Despite pandemic, ID Ministry reaches 1,000-guest milestone

July 10, 2021

Big pull quote: ID Ministry’s name pays homage to our belief that all persons are created in God’s image, the imago dei. It is part of our common identity. 

 

For over 20 years, ID Ministry has been helping people acquire social security cards, birth certificates and photo identification. They have now served over 1,000 of our neighbors.

 

ID Ministry volunteers meet at Foundry United Methodist Church, less than a mile from the White House in Washington D.C., to assist people in applying for and receiving such documents that are needed to obtain housing, employment, and even school enrollment. They provide a truly essential service, as there are few other places in the city to get assistance with these processes in one place, at no cost. 

 

ID Ministry’s name pays homage to our belief that all persons are created in God’s image, the imago dei. It is part of our common identity. 

 

“We work to honor the imago dei in each person by treating them with the respect we all deserve,” said Jackie Wright, Program Ministry Support Manager at Foundry. 

 

Unfortunately, the population that ID Ministry services is often ignored or treated poorly in other circumstances.

 

“The way our laws and standards are implemented create lost employment, education, and housing opportunities every day,” said Rev. Ben Roberts, Associate Pastor and Director of Social Justice Ministries at Foundry. “They devalue the Image of God in each of us.”

 

Possession of an ID can be the difference between supporting one’s family and remaining unemployed. IDs can be the difference between months in shelters and on the street, or the first night in your own home. 

 

“I've seen plenty of guests for whom having someone to fight alongside them and see them through to getting their documents is the difference between steps of independence, and thinking they don't want to take any more steps at all,” said Roberts.

 

Guests of ID Ministry often come to learn of the organization through their case workers or by word of mouth. They also have over 200 agencies referring people to Foundry for this service, including health care and mental health organizations, the D.C. government, the public library, and numerous others that work with those experiencing homelessness

 

“I wish people knew what a burdensome and time-consuming process getting your vital documents can be when there’s even just a single piece missing,” said Roberts. “I wish people knew how strong and persistent our guests and volunteers are in the face of constant barriers.”

 

Like everything else, the work of ID Ministry has been affected by the COVID-19 pandemic. Before the pandemic, a team of 40 volunteers served between 25-35 neighbors every Friday morning, and another five to 10 on the first and third Saturday of each month. 

 

In the midst of COVID, the team was forced to cut back a bit, pivoting to a hybrid model supported by about 15 volunteers. They’ve been holding between 20 and 25 phone appointments on Thursdays and Fridays, and receive an additional eight in-person appointments at Foundry on Fridays.

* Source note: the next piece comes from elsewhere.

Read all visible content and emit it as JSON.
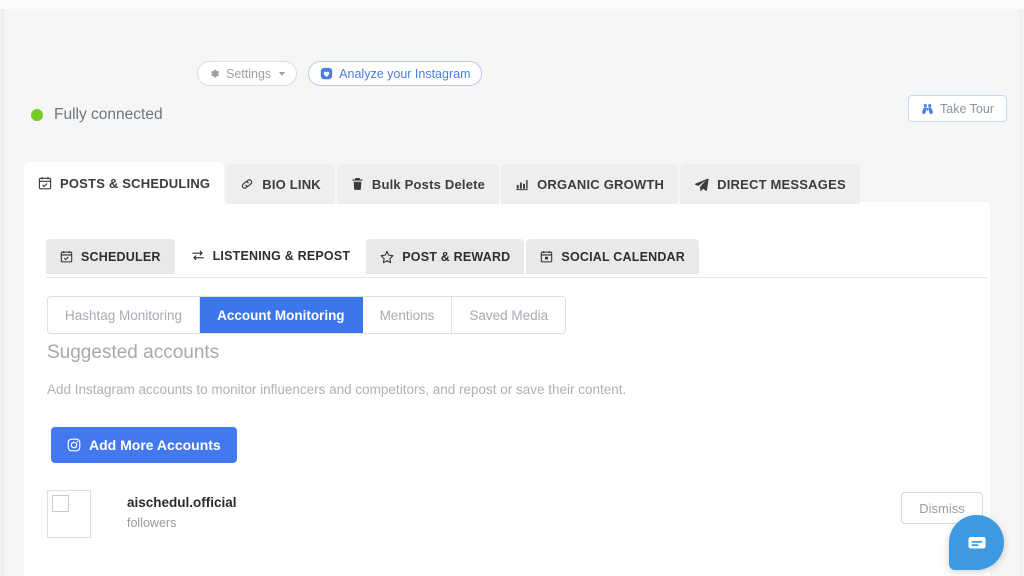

Over the past year, ID Ministry’s volunteers have spent many days — often in the heat or the cold — meeting clients outside on Foundy’s plaza so that they could continue to deliver assistance in a safe way. Their dedication brought the organization, despite the circumstances, to a milestone achievement — 1,000 neighbors served in obtaining vital documents. 

 

ID Ministry looks forward to once again welcoming more guests as COVID-related restrictions ease. If you’d like to support the work of ID Ministry, you can donate funds, volunteer, or join us in advocating for an equitable budget in the city.